• [Data records]
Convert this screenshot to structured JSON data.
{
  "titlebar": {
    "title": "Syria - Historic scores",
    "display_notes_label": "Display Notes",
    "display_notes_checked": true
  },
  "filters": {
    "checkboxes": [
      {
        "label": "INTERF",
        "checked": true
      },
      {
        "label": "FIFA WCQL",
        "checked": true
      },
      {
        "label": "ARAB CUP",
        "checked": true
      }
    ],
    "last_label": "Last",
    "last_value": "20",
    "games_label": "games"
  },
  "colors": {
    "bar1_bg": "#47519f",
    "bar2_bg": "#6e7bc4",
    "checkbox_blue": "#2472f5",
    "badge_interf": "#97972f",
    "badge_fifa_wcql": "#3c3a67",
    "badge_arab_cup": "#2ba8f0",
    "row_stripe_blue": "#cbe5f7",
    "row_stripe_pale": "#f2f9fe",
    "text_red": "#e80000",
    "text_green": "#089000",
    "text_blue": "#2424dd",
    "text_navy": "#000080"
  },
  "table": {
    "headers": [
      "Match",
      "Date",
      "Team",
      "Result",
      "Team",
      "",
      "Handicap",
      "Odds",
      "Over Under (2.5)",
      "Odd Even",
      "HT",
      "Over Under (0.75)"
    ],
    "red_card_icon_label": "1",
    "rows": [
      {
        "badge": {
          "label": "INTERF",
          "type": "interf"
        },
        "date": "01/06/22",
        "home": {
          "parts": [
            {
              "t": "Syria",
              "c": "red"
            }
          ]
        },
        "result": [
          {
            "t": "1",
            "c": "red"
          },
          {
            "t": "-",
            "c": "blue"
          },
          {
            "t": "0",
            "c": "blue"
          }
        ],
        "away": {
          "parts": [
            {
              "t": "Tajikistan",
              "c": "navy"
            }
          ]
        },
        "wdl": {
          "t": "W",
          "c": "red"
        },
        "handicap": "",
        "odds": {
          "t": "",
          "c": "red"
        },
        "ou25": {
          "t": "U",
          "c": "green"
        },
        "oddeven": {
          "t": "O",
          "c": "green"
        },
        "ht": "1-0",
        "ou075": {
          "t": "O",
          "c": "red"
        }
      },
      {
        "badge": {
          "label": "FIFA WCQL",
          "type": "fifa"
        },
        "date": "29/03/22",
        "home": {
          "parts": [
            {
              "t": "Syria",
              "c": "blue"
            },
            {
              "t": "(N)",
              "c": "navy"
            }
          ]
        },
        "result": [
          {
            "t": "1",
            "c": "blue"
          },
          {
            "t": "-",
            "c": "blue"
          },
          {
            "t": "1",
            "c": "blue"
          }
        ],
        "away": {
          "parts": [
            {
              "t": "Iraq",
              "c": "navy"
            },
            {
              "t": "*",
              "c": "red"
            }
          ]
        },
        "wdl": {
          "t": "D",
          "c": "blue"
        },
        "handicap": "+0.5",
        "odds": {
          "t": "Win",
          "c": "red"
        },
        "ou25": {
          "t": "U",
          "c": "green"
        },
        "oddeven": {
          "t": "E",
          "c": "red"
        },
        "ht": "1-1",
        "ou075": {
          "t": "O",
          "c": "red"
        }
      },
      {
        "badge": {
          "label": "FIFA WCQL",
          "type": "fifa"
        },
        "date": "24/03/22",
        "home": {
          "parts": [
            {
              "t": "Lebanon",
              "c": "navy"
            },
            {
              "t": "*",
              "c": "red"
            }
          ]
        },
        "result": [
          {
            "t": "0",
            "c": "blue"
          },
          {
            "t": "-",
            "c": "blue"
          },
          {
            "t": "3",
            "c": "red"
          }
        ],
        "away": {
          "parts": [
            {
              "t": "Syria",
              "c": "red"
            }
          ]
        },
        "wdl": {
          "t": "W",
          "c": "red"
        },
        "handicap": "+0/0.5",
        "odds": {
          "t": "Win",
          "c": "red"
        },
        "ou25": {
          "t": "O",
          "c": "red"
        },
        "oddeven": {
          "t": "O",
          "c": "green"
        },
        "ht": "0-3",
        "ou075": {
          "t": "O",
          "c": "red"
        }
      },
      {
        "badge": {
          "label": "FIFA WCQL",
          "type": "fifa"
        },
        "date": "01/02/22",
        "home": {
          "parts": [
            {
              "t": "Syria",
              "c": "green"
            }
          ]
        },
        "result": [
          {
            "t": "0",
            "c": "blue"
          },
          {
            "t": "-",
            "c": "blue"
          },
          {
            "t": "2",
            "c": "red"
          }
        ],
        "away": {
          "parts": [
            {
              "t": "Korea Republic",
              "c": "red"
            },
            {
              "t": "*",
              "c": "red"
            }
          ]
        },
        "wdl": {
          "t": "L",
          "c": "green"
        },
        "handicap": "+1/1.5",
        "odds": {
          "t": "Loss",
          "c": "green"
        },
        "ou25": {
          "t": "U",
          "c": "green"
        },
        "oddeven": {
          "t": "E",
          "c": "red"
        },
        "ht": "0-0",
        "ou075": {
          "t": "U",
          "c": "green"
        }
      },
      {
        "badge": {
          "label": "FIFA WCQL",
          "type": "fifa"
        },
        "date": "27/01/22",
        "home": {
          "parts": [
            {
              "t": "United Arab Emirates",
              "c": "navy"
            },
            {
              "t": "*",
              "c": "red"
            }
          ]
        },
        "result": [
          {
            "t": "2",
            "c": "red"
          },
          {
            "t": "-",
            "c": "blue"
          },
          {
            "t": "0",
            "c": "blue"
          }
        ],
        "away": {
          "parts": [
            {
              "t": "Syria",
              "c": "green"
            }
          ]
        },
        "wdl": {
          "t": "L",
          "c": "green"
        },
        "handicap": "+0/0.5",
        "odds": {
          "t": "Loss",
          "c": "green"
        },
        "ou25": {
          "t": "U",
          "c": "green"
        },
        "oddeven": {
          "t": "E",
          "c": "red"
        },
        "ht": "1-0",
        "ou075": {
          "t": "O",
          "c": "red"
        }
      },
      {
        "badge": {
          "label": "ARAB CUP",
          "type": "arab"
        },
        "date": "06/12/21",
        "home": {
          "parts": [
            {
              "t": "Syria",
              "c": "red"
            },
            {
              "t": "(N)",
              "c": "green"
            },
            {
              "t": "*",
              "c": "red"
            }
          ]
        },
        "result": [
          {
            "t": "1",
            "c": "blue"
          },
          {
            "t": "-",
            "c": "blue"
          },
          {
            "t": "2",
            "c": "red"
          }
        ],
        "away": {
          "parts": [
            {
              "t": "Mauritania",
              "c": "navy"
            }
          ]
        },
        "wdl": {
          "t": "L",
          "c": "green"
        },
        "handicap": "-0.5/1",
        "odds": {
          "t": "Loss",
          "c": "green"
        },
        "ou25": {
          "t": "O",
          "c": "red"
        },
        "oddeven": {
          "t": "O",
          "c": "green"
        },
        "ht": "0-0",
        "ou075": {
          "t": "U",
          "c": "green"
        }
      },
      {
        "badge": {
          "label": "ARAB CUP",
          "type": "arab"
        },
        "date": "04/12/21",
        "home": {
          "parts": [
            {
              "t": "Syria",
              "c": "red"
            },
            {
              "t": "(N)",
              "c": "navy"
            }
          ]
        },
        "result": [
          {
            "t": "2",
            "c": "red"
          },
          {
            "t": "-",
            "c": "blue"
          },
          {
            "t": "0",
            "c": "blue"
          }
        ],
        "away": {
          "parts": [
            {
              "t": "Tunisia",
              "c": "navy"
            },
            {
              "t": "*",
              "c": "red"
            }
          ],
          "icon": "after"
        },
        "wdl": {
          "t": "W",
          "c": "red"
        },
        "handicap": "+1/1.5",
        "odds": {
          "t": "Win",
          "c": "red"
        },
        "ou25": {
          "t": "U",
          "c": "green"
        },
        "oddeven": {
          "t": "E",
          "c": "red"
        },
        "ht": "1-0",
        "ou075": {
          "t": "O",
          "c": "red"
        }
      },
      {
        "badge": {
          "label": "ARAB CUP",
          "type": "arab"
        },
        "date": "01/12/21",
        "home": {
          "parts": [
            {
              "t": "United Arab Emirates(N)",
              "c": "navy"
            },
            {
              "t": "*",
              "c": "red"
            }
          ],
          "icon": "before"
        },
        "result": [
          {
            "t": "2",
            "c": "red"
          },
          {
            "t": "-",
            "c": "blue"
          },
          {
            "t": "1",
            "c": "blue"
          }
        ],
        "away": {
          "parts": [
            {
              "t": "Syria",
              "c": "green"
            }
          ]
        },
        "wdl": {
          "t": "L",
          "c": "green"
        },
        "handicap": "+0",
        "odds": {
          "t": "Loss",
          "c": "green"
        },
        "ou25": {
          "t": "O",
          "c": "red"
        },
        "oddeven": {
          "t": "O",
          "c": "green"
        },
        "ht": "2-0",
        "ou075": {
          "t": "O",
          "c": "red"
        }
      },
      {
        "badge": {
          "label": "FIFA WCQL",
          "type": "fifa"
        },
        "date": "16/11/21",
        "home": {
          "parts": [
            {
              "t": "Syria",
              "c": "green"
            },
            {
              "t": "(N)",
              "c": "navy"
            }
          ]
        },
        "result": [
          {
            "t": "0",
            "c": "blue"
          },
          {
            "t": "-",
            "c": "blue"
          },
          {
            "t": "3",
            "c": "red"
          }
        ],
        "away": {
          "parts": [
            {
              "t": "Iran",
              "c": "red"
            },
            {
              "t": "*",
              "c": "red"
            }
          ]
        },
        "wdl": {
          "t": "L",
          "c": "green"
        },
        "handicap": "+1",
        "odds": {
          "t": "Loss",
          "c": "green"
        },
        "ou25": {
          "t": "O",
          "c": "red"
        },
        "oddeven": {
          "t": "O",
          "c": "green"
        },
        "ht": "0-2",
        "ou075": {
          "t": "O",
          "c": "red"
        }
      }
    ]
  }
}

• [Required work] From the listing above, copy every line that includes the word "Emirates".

• [Your solution]
              "t": "United Arab Emirates",
              "t": "United Arab Emirates(N)",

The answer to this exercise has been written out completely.